If you missed the event, and would like to listen to the lecture, you can find a recording of Dr. Dent’s presentation on the Mortenson Center website. Just go to the Event Page using the link below, and click “Watch The Recorded Lecture”.
Mortenson Center Event Page for Dr. Dent’s Presentation
If you are interested in learning more about how RVL projects are being utilized on the continent of Africa, you can visit the “Friends of African Village Libraries” (FAVL) website that focuses on libraries in Ghana, or the East African branch of FAVL called “Uganda Community Libraries Association” (UgCLA) that focuses on Uganda.
If you are interested in learning more about Dr. Dent or her research, you can visit her faculty page at St. John’s University or her Academia page.
St. John’s University https://www.stjohns.edu/about/leadership/university-administration/valeda-dent-phd
Published Works by Valeda F. Dent
Dent, Valeda F. “Multiple Research Methods as a Way to Explore the Longitudinal Impact of the Rural Village Library in Africa.” Qualitative & Quantitative Methods in Libraries, 2015, pp. 17-28.

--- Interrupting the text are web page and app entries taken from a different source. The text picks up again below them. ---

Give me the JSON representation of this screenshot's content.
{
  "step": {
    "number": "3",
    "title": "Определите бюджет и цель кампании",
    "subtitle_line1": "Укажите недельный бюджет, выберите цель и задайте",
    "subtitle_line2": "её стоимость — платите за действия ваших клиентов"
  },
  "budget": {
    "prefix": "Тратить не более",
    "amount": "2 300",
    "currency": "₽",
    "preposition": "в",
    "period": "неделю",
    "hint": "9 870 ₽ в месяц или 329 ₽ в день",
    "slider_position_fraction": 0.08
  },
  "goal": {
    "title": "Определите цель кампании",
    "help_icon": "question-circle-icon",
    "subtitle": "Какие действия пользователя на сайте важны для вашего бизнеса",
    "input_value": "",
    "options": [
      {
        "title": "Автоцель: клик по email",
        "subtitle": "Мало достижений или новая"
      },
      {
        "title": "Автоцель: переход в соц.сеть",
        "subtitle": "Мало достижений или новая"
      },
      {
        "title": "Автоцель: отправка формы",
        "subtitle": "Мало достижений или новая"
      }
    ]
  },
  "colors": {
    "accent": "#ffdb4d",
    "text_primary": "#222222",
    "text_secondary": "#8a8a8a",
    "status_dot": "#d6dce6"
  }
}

______________. “Observations of School Library Impact at Two Rural Ugandan Schools.” New World Library, vol. 107, no. 9/10, 2006, pp. 403-421.
______________. Rural Community Libraries in Africa: Challenges and Impacts. Hershey, Information Science Reference, 2014.
Dent, Valeda Frances. “An Exploratory Study of the Impact of the Rural Village Library and Other Factors on the Academic Achievement of Secondary School Students.” ProQuest LLC, 2012, pp. 1-210.
________________. “A Rural Community Library in Africa: A Study of Its Use and Users.” Libri: International Journal of Libraries and Information Sciences, vol. 55, no. 1, 2018, pp. 39-55.
________________. Keeping the User in Mind: Instructional Design and the Modern Library. Oxford, Chandos, 2009.
________________. “Modelling the Rural Community Library.” New Library World, vol. 107, no. 1/2, 2006, pp. 16-30.
_________________. Qualitative Research and the Modern Library. Oxford, Chandos Pub., 2011.
Dent, Valeda Frances, and Geoff Goodman. “The Beast had to marry Balinda: Using Story Examples to Explore Socializing Concepts in Ugandan Caregivers’ Oral Stories.” Oral Tradition, vol. 28, no. 1, 2018, pp. 55-76.
_______________. “The Intergenerational Impact of a Rural Community Library on Young Childrens Learning Readiness in a Ugandan Village.”
________________. “The Rural Library’s Role in Ugandan Secondary Students’ Reading Habits.” International Federation of Library Associations and Institutions, vol. 4, no.1, 2015, pp. 53-62.
Dent, Valeda F., and Geoff Goodman. “Rural Library Services: Historical Development and Modern-day Examples from West Africa.” New Library World, vol. 109, no. 11/12, 2008, pp. 1-21.